Sign up ×
Stack Overflow is a question and answer site for professional and enthusiast programmers. It's 100% free.

I'm looking for assembler examples for ARM. I'm in need of ARM assembly for copy routines (32, 16, and 8 bit) and memset routines (32, 16, and 8 bit) specifically for now. I'm not having much luck with Google,, Google code, or github. Anyone have anything like this laying around, or know where I can look?

I know I just need to buy a book on ARM assembler, but thought I would start with these. Any tips on how I can accomplish writing these routines myself are appreciated as well.

Edit: Oh yes, the documentation at really helps. This page alone tells me a lot about mem* functions.

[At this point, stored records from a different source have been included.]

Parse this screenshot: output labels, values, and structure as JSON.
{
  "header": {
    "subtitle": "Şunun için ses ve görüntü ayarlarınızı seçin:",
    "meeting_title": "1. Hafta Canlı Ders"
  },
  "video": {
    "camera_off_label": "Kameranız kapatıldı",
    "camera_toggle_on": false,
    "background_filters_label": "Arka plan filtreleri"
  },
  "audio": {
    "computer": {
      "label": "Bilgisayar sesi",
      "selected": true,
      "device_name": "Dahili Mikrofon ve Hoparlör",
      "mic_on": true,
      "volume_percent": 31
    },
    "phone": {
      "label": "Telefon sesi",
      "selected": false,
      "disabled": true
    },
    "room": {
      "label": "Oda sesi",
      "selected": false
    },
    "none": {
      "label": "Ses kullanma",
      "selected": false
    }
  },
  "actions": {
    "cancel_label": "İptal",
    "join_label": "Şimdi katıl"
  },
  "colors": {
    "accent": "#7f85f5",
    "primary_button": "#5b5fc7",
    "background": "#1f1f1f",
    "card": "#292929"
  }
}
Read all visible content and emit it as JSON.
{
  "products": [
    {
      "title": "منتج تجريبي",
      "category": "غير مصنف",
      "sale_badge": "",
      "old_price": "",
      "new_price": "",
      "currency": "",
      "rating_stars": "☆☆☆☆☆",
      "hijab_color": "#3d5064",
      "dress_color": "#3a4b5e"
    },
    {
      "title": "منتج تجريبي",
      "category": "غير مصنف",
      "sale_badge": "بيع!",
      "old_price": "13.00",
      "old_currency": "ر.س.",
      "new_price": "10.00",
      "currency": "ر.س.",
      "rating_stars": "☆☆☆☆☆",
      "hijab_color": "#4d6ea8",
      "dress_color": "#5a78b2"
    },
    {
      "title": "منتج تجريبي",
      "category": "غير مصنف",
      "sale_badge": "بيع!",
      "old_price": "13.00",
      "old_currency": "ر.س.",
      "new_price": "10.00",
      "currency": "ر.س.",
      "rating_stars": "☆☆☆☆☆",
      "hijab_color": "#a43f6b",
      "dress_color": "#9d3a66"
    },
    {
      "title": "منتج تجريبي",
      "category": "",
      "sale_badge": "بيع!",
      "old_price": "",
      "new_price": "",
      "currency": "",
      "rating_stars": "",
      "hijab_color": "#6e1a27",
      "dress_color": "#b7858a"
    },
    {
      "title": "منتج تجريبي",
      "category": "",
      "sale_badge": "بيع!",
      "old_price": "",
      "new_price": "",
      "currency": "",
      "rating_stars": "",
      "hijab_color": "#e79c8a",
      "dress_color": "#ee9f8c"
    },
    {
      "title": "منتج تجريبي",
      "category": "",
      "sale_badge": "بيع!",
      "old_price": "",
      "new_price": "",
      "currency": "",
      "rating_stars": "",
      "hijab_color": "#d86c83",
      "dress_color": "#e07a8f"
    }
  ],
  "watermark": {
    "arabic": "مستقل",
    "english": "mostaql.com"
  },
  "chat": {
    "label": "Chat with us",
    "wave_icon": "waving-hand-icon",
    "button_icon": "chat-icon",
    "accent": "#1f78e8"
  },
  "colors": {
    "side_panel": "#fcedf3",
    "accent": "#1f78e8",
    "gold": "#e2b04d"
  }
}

Thanks for all the suggestions.

share|improve this question
possible duplicate of Resources for learning ARM assembly –  Oliver Charlesworth Feb 23 '12 at 1:33
The arm arm, arm architectural reference manuals are available for free from arm. Architectural Reference then figure out what family you want. I have lots of mixed C and asm on arm platforms, some thumb some ARM. I s this a homework assignment? You want to look at the ldm/stm instructions. typical arm copy, etc routines use ldm or stm or both four registers at a time. Depending on the chip aligning on 64 bit boundaries are better (if it has a 64 bus internally) –  dwelch Feb 23 '12 at 1:42
the fastest routines will be found in C libraries, look at the gnu sources like gcc, or just do a memset in C using a C compiler then disassemble. –  dwelch Feb 23 '12 at 1:43
This is not for homework. I'm working on a music visualization app for Android. Anyway, I just found this page. It covers 3 memcpy algorithms in detail.… –  Scott Feb 23 '12 at 2:03
I looked at the other page similar to this, but it wasn't very helpful. –  Scott Feb 23 '12 at 2:04

3 Answers 3

up vote 1 down vote accepted

Several suggestions:

... AND ...

  • Install a Gnu CC ARM cross-compiler, and run "gcc -S" to get assembler output from your C programs
share|improve this answer
Thanks for the suggestions. I'll take a look at the tutorial. –  Scott Feb 23 '12 at 2:05

If you want to study highly optimized arm assembly memcpy and memset routines, I would recommend downloading the linux kernel source or the android source (the bionic part). They may be slighly hard to study, but you will learn a lot about writing REALLY optimized arm assembly code.

share|improve this answer

You could disassemble some iphone, android or windows mobile binaries.

In arm libraries you will usually find quite large optimized versions of memcpy, where depending on the lowest 2 bits of source and destination a different method of copying is used.

I uploaded a disassembly of the htc herald bootloader here:

btw, no need to buy a book, ARM has put everything online:

share|improve this answer
Thanks for the suggestions. :) I thought I had to have a payed account for This is really good to know. –  Scott Feb 23 '12 at 2:05

Your Answer


By posting your answer, you agree to the privacy policy and terms of service.

Not the answer you're looking for? Browse other questions tagged or ask your own question.